Published in The Observer January 4, 2021
In a letter to the reader at the start of Robert Jones Jr’s debut novel, he says he was compelled to write the book after hearing voices insisting he ask the question “Did Black queer people exist in the distant past?” and then share the answer: of course they did.
Continue reading “Review: The Prophets, Robert Jones Jr”
Published in The Telegraph November 29, 2020
Pantomime is a cornerstone of Christmas for families up and down Britain – but few cities are quite as committed to it as York. The annual show at York Theatre Royal is a proper local institution, with generations of families booking the same seats year after year, and prompting queues around the block the day tickets go on sale.
Continue reading “‘If people can’t go to the panto then it must go to them’: the birth of The Travelling Pantomime”
Published in The Sunday Times November 22, 2020
When the Green Homes Grant was announced in July it seemed like perfect timing. I was in the process of buying my first home, a draughty Victorian terraced house in Sheffield. The idea that the government would help pay to insulate it properly, and replace the ancient single glazing — to the tune of several thousands of pounds — within a month or so of me moving in appeared . . . almost too good to be true.
Continue reading “The Green Homes Grant is an own goal for Rishi Sunak”
Published in The Stage November 5, 2020
“No day but today, no day but today.” The last lines of Jonathan Larson’s 1993 musical Rent have surely never felt quite so applicable: opening night here is also closing night.
Continue reading “Review: Rent, Hope Mill Theatre”
Published in The Observer October 25, 2020
Kae Tempest has added one more string to an already crowded bow: On Connection is the first nonfiction work by this Mercury prize-winning musician, Ted Hughes award-winning poet, acclaimed playwright, novelist, and chief creative chronicler of the last decade. It’s also Tempest’s first publication since changing their name from Kate, and using they/them pronouns.
Continue reading “Review: On Connection, Kae Tempest”
Published in The i paper October 28, 2020

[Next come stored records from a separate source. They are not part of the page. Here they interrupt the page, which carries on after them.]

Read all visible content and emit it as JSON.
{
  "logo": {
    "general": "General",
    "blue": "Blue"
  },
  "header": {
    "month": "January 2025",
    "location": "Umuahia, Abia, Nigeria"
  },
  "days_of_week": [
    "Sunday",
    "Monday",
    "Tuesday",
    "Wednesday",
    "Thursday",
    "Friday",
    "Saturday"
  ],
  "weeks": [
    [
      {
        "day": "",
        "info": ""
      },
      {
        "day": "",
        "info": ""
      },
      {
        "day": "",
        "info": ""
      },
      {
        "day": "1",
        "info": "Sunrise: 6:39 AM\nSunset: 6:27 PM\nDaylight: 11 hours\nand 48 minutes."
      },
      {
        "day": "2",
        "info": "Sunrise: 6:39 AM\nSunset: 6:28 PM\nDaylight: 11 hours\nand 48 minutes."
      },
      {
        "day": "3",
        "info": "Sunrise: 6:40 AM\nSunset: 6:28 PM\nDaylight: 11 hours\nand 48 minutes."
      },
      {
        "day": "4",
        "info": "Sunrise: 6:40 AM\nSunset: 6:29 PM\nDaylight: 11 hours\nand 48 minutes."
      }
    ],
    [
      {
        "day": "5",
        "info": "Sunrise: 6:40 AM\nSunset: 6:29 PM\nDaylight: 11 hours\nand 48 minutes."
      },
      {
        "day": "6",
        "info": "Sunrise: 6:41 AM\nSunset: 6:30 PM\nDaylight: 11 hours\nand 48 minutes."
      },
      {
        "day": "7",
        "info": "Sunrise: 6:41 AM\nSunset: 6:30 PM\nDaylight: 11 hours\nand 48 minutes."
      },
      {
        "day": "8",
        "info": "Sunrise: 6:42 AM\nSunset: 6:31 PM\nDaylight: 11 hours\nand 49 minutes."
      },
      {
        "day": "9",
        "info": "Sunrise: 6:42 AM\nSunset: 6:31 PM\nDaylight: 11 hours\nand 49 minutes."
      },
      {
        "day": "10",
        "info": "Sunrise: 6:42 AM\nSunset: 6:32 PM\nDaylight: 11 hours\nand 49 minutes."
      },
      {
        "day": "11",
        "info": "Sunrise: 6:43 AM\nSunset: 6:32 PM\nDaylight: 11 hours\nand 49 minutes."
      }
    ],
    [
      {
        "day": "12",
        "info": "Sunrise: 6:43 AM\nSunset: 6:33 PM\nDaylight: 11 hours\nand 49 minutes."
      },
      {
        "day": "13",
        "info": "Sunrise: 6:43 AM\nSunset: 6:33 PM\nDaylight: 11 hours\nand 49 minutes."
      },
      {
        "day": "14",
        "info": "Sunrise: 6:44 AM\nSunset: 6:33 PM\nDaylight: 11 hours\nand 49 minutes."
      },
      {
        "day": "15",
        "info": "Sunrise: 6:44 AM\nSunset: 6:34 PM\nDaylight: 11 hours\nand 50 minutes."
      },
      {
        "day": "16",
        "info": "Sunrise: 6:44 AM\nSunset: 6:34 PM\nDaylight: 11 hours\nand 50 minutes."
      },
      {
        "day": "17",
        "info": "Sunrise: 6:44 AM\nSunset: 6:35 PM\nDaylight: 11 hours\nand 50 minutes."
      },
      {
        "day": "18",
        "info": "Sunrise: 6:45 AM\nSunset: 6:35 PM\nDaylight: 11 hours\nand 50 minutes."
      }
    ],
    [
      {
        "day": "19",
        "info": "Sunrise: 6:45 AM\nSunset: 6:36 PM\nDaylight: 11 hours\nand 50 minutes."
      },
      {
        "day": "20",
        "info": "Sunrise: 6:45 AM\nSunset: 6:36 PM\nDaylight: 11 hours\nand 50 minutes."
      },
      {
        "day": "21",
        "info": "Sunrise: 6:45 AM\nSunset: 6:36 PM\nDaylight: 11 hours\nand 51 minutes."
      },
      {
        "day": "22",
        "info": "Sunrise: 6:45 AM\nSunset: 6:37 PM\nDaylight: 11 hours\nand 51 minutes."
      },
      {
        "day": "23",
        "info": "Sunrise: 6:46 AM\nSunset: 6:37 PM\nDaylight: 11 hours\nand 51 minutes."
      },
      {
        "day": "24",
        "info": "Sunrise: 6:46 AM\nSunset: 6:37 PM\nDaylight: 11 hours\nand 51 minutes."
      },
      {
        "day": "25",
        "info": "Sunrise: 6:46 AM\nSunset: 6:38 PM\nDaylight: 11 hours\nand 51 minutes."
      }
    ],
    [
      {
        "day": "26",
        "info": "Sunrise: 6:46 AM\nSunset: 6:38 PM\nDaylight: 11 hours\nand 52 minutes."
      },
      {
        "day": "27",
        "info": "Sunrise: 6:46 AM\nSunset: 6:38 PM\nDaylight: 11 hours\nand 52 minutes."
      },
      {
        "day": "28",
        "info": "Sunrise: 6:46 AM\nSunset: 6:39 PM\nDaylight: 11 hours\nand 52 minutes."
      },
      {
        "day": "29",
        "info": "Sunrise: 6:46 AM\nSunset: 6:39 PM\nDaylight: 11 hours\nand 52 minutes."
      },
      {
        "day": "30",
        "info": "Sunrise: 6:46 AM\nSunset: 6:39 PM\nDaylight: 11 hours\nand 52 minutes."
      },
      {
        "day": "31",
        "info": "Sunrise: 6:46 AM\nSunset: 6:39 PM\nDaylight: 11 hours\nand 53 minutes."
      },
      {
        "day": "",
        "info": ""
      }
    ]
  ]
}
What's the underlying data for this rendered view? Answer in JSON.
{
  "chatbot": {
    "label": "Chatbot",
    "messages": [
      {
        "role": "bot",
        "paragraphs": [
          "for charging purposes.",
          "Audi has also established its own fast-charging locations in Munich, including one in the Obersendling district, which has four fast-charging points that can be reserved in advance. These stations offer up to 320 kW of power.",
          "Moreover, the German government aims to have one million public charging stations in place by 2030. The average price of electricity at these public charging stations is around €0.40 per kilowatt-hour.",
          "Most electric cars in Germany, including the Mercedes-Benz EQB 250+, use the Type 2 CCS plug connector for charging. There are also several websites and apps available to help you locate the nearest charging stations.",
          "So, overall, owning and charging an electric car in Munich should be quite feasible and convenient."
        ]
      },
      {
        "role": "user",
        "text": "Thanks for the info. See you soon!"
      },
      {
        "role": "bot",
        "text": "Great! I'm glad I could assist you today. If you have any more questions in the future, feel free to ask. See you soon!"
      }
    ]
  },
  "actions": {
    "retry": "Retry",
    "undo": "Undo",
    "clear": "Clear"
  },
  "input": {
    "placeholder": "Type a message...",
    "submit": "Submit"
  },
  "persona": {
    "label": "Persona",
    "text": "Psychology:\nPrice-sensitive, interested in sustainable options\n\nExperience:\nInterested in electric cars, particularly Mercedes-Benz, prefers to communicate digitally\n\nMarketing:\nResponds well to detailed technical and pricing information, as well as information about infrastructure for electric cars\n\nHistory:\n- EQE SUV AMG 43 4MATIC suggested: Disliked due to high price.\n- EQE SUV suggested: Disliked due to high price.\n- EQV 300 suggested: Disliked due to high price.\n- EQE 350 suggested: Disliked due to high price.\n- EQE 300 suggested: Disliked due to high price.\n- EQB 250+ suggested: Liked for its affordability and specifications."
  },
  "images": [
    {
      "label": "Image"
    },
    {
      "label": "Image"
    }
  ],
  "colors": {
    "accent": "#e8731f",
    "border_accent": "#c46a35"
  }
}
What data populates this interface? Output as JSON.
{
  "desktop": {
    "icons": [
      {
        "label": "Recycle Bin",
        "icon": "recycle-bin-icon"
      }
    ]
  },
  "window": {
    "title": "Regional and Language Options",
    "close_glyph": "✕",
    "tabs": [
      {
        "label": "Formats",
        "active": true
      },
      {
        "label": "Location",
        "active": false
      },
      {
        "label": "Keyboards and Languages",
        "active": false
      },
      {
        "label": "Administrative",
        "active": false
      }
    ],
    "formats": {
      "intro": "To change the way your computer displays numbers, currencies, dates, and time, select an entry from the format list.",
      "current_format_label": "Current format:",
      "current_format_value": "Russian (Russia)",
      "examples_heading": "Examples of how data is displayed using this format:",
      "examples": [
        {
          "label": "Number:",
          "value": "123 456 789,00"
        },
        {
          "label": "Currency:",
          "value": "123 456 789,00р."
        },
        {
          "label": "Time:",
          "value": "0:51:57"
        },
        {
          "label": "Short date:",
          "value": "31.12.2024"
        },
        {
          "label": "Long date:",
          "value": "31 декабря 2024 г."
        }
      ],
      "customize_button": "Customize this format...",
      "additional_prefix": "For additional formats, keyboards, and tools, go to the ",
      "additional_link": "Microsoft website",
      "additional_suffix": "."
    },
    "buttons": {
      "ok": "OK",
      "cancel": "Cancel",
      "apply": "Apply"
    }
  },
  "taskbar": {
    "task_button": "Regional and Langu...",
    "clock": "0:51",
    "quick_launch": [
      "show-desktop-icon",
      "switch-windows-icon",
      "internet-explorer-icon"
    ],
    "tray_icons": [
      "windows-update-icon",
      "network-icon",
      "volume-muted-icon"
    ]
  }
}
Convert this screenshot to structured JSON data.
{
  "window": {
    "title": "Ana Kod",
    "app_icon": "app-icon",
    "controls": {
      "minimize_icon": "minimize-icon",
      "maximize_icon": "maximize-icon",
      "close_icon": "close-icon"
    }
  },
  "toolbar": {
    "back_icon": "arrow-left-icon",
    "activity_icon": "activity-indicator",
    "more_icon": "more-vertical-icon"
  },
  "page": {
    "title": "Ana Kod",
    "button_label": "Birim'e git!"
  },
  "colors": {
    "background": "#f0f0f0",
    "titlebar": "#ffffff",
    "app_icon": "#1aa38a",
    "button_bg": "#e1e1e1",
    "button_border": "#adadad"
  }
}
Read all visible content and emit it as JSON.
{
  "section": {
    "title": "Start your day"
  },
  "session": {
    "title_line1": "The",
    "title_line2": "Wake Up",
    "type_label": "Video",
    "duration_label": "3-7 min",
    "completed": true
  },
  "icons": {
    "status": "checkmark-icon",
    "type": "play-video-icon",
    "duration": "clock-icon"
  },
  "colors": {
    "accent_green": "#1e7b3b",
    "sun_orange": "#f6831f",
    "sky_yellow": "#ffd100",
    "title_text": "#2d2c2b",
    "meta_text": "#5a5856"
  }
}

“I had this anxiety that I would just be extremely rusty,” says Tinuke Craig, with an apologetic smile, when I ask how it feels to be back in a rehearsal room. While the director is thrilled to be preparing for a socially distanced production and live stream of Sarah Kane’s stark, poetic play Crave at Chichester Festival Theatre, she was nervous about getting back to work, too.
Continue reading “Tinuke Craig: ‘Part of me feels Black Lives Matter brought people together; part thinks people were bored’”
Published in The Observer September 27, 2020
Last summer, the Observer profiled a group of newly-appointed artistic directors – a fresh surge of talent taking its place at the top of six of our best-loved theatre companies. A notably diverse cohort, they were bursting with optimism and ideas for shaking up the industry.
Continue reading “‘There will be positives’: artistic directors on theatre’s terrible year”
Published in BBC Culture September 14, 2020
What’s in a pen name? A whole heap of patriarchal oppression, if we’re to believe a recent publishing endeavour.
Continue reading “Why do women write under men’s names?”
Published in The Observer September 7, 2020
It’s hard to overstate just how influential Caitlin Moran’s How to Be a Woman was when published in 2011 – and how far we’ve come since. Nine years on and the feminism she had to advocate for has become thoroughly, totally mainstream, while perky books by clever journalists about every conceivable aspect of being a woman have proliferated in the ground Moran tilled.
Continue reading “Review: More Than a Woman by Caitlin Moran”